A.L Cahn said it was good to know the constraints of the DI/DB policy and the MPO’s work. Ultimately, the working group should better understand what the limits are and what the working group can do within those constraints. A. Demchur noted that the policy identifies the maximum threshold that the MPO would permit. The MPO could have an LRTP where protected populations are benefiting significantly. On the other hand, changing projects in the LRTP’s program of projects may not offset a disparity, and there are other issues that need to be considered. S. Peterson noted that the MPO could do studies to better understand current disparities that exist in the transportation system. This must be done before the MPO can determine which disparities are most egregious.
A.L. Cahn suggested that a second deliverable of the working group could be other equity-related recommendations for the MPO to consider going forward.
D. Krevat asked whether identifying impacts that the MPO assesses for disparate impacts and disproportionate burdens is part of this working group. B. Harvey said that that is part of the goal of the second meeting.
T. Kadzis remarked that the MPO only analyzes the impacts of its transportation investments in the context of assessing the LRTP program of projects for disparate impacts and disproportionate burdens.
T. Teich asked if a different threshold could be used for each metric analyzed for disparate impacts. B. Harvey replied that the plan for now is to have one threshold for all metrics. Since it’s a difficult concept, it is not practical within the time frame and data we have available to refine the policy enough to establish different thresholds for each metric. If this group feels that each metric should have a threshold, staff can report this to the MPO.
L. Diggins said if, for example, there is good transit service in the core, and the MPO wants to expand service outside the core, disparate impacts may show up. But if transit service is good in the core, the populations there should be able to tolerate disparate impacts in a particular plan.
M. Foster asked how the MPO staff will guide the working group through these issues over the next meetings.

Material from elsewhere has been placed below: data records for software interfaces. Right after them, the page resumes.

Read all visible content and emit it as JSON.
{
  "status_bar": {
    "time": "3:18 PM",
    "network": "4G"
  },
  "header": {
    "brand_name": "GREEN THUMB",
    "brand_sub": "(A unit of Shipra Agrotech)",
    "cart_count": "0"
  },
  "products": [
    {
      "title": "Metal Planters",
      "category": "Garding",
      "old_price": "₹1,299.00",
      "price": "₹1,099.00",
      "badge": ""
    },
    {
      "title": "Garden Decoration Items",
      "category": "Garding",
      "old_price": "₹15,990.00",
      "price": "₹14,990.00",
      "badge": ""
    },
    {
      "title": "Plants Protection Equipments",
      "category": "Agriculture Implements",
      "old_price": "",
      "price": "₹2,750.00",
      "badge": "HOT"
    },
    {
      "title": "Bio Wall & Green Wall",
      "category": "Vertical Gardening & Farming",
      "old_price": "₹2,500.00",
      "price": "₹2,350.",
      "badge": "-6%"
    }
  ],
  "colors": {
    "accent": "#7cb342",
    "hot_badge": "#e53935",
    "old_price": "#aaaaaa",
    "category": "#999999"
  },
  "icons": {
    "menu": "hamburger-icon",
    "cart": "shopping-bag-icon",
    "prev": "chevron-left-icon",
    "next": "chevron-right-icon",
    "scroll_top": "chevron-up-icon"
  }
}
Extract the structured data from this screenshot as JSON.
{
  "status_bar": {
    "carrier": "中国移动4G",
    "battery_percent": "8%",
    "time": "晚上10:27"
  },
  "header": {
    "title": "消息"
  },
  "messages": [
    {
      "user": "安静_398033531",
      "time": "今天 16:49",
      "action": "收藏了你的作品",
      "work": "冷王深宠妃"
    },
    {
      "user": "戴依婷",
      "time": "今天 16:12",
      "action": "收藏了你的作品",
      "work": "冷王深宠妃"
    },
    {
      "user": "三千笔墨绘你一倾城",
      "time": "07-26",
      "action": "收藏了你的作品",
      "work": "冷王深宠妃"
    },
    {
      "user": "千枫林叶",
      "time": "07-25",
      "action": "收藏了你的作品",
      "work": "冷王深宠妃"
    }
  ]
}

B. Harvey replied that the MPO staff will take feedback into account when putting together upcoming meetings, and make sure that concerns raised at one meeting will be addressed further in future meetings.
Two people then gave public comments. W. Zamore said that the MPO should be looking at the health impacts of projects on a smaller scale, not at the regional scale. People who live near a highway or large pollution source have greater health risks. This type of impact is especially severe for EJ populations and immigrants.
A. Nocher noted that in 2042 the racial and ethnic makeup of the United States will be majority non-White and/or Hispanic or Latino. He also agreed that the MPO should think about local impacts instead of regional impacts, especially in terms of air quality. He stated that the MPO’s low-income threshold of $45,392 was too high and does not allow the MPO to capture the impacts of its transportation investments on the poorest of the poor.